  1. ^ For a list of Luftwaffe night fighter aces see List of German World War II night fighter aces
  2. ^ 49 confirmed by Luftwaffe and 3 process interrupted in war finish
  3. ^ 5 Lancasters on 4 May 1944
  4. ^ 4 Lancasters and 1 Halifax on 22 May 1944
  5. ^ According to Scherzer as leader of the III./Nachtjagdgeschwader 1.[5]

References[edit]

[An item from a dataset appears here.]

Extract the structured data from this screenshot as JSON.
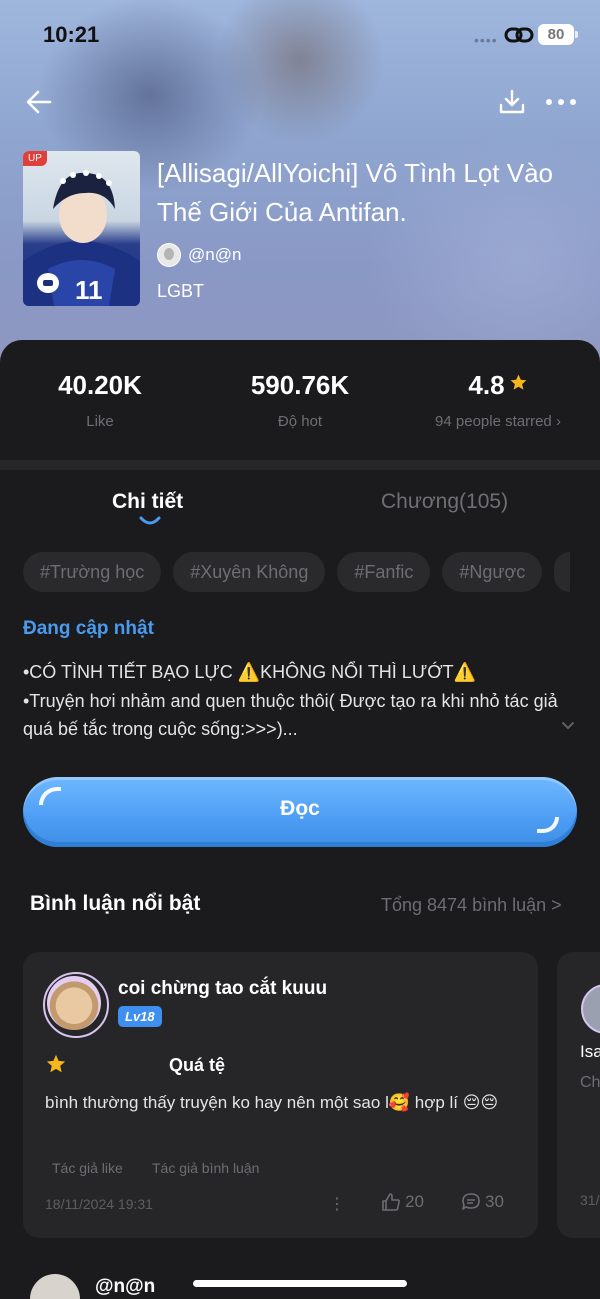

Citations
  1. ^ Weal 1999, p. 65–66.
  2. ^ a b Thomas 1997, p. 131.
  3. ^ Patzwall and Scherzer 2001, p. 92.
  4. ^ Fellgiebel 2000, p. 165.
  5. ^ a b Scherzer 2007, p. 280.
  6. ^ Fellgiebel 2000, p. 102.
Bibliography
  • Drewes, Martin (2002). Sombras da noite. Rio de Janeiro: Adler Editora. ISBN 85-89015-02-5.
  • Fellgiebel, Walther-Peer (2000). Die Träger des Ritterkreuzes des Eisernen Kreuzes 1939–1945 – Die Inhaber der höchsten Auszeichnung des Zweiten Weltkrieges aller Wehrmachtsteile [The Bearers of the Knight's Cross of the Iron Cross 1939–1945 — The Owners of the Highest Award of the Second World War of all Wehrmacht Branches] (in German). Friedberg, Germany: Podzun-Pallas. ISBN 978-3-7909-0284-6. 
  • Mauermann, Helmut (2005). Fliegerhorst Störmede. Eine Chronik in Bild und Wort. German language book of the base of III./NJG 1 Dec 1944 until March 1945, with a foreword of Martin Drewes
  • Obermaier, Ernst (1989). Die Ritterkreuzträger der Luftwaffe Jagdflieger 1939 – 1945 [The Knight's Cross Bearers of the Luftwaffe Fighter Force 1941 – 1945] (in German). Mainz, Germany: Verlag Dieter Hoffmann. ISBN 978-3-87341-065-7. 
  • Patzwall, Klaus D.; Scherzer, Veit (2001). Das Deutsche Kreuz 1941 – 1945 Geschichte und Inhaber Band II [The German Cross 1941 – 1945 History and Recipients Volume 2] (in German). Norderstedt, Germany: Verlag Klaus D. Patzwall. ISBN 978-3-931533-45-8. 
  • Scherzer, Veit (2007). Die Ritterkreuzträger 1939–1945 Die Inhaber des Ritterkreuzes des Eisernen Kreuzes 1939 von Heer, Luftwaffe, Kriegsmarine, Waffen-SS, Volkssturm sowie mit Deutschland verbündeter Streitkräfte nach den Unterlagen des Bundesarchives [The Knight's Cross Bearers 1939–1945 The Holders of the Knight's Cross of the Iron Cross 1939 by Army, Air Force, Navy, Waffen-SS, Volkssturm and Allied Forces with Germany According to the Documents of the Federal Archives] (in German). Jena, Germany: Scherzers Miltaer-Verlag. ISBN 978-3-938845-17-2. 
  • Thomas, Franz (1997). Die Eichenlaubträger 1939–1945 Band 1: A–K [The Oak Leaves Bearers 1939–1945 Volume 1: A–K] (in German). Osnabrück, Germany: Biblio-Verlag. ISBN 978-3-7648-2299-6. 
  • Weal, John (1999). Messerschmitt Bf 110 Zerstörer Aces World War Two. Oxford: Osprey. ISBN 1-85532-753-8.

External links[edit]